# How do group actions connect to group presentation?

I am editing this question so that it is clearer for other users with a similar question, although I consider the answers I received sufficiently explanatory for my purposes.

I am an undergraduate, and I have a hard time drawing a connection between group presentations and group actions. So, is there an explicit way to take a group presentation and derive the action of the group from this presentation?

For example, let's say you were given the presentation $$\langle x,y| x^n = y^2 = e, yx=x^{-1}y\rangle$$, which is the dihedral group $$D_{2n}$$. Is there an algorithmic or heuristic way to derive the possible actions of $$D_{2n}$$, or any group $$G$$, from its presentation, such as determining a homomorphism $$G\longrightarrow S_n$$?

• In general, learning even basic properties about a group from generators and relations can be extremely hard. One could guess from an axiom like $x^n=e$ that there could be a nontrivial action on a set with $n$ elements, but this certainly isn't obvious from general principles and requires ad hoc manipulation. Personally, I would define $D_{2n}$ as a subgroup of $S_n$, and then prove it has a nice presentation, not the other way around. Commented Aug 1, 2023 at 4:17
• There is very little information we can "easily" get from a generators-and-relations description of a group at all. For instance, there is no algorithm for determining whether a finitely-presented (= finitely many generators and relations) group is finite, or even nontrivial. In particular, I don't think you should be able to quickly guess facts about homomorphisms $D_{2n}\rightarrow S_n$ just by looking at a presentation of $D_{2n}$. Commented Aug 1, 2023 at 12:57
• @NoahSchweber and (Andrew Dudzik) I am not convinced that the absence of algorithms for determining properties such as finiteness of a group defined by a finite presentation is relevant to this particular question. There certainly are algorithms for finding homomorphisms from a finitely presented group with $r$ generators to a finite group $G$. Their complexity is at least $|G|^r$, but they can be made practical for reasonably small $G$ and $r$, and they are very useful in practice for finding finite simple images of FP-groups. Commented Aug 1, 2023 at 13:27
• Thanks for your responses! This definitely clarifies my confusion. I gather that the reason I was having trouble connecting generators to a homomorphism onto $S_n$ is because it is hard to connect generators to a homomorphism onto $S_n$. It is good to know that when $G$ and $r$ are small then there are reasonable ways to derive information about the structure of $G$. I will have to look into that. Commented Aug 1, 2023 at 13:49
• I do not understand the closure about "needs more focus" here. Surely this question admits a canonical answer - "There is no way to determine the existence of a (non-trivial) homomorphism $G\to S_n$ in general, but this is possible if $n$ is specified"? Commented Aug 24, 2023 at 7:27

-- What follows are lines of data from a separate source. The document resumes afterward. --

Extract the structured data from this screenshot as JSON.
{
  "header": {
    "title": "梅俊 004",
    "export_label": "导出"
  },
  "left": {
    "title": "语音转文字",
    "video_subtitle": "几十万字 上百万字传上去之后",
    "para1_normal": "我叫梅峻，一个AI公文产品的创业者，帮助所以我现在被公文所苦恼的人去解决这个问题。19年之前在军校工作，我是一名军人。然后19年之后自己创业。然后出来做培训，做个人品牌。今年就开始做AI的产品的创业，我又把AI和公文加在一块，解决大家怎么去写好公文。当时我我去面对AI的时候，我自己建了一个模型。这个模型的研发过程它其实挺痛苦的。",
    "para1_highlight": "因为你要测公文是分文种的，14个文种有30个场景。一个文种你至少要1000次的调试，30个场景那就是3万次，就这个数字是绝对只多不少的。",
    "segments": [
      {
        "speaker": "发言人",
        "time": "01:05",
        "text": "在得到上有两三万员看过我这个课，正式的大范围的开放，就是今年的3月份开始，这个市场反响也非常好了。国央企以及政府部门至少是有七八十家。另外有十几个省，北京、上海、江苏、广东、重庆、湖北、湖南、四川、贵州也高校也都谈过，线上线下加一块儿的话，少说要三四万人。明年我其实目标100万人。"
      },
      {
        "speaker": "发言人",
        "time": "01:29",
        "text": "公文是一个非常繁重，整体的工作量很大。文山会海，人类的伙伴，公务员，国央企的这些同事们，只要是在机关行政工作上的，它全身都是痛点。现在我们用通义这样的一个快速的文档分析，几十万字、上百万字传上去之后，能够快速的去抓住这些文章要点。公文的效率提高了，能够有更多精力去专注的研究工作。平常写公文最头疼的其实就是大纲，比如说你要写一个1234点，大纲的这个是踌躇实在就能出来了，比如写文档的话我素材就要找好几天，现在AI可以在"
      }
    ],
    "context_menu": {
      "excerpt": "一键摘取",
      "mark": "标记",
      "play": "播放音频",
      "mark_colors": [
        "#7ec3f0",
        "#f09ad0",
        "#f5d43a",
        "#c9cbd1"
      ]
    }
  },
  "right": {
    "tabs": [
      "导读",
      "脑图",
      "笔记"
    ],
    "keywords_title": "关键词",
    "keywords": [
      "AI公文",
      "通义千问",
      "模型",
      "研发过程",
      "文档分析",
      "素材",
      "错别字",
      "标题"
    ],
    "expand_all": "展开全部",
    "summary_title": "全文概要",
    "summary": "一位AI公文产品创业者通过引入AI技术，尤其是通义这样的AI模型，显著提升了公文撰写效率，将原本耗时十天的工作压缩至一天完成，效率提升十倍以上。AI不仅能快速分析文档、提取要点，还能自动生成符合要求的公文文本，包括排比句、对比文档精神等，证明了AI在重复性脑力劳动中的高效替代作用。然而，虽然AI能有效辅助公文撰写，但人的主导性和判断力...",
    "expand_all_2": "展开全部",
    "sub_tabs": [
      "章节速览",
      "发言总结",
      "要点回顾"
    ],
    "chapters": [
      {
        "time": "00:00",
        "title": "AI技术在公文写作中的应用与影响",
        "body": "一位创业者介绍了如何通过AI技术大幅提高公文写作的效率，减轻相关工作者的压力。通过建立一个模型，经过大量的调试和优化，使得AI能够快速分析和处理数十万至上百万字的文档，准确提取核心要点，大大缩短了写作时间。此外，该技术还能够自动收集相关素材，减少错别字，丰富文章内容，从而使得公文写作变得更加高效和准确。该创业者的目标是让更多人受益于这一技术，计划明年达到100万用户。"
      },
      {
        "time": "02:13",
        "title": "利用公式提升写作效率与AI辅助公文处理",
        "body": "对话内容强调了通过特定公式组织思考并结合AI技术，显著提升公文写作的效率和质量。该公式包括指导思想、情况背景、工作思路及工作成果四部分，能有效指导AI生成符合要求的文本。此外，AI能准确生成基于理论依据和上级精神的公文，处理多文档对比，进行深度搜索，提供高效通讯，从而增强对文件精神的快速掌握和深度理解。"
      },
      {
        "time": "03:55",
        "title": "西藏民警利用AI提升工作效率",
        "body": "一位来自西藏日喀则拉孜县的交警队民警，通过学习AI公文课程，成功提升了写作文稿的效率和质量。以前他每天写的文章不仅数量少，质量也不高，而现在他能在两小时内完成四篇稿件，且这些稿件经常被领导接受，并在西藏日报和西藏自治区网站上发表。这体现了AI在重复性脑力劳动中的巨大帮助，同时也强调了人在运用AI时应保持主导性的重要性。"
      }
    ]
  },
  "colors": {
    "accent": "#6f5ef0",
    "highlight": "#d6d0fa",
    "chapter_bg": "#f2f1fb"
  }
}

There are algorithms to solve the problems that you are describing which have efficient implementations in GAP and Magma. In particular, to find the transitive actions of a group defined by a finite presentation of degree up to a specified number $$n$$, you can use the $$\mathtt{LowIndexSubgroups}$$ algorithm, which finds representatives of conjugacy classes of subgroups of index up to $$n$$.
But I am guessing that this is not what you are looking for. A very naive method of finding the homomorphisms of your finitely presented group $$G$$ to $$S_n$$ is to try all elements of $$S_n$$ as the images of each generator of $$G$$. For each such assignment of images of generators, you can check whether this extends to a homomorphism of $$G$$ by checking whether the images satisfy the relations of $$G$$. But this is impractical except for very small $$n$$. To find homomorphisms of $$D_{2n}$$ to $$S_n$$ you would need to try $$(n!)^2$$ possible generator images. This can be significantly reduced by using a bit more theory - as a first improvement, for the images of the first generator you need only try representatives of conjugacy classes of $$S_n$$, and with further refinements of that type the method would become feasible for a computer but still impractical to do by hand.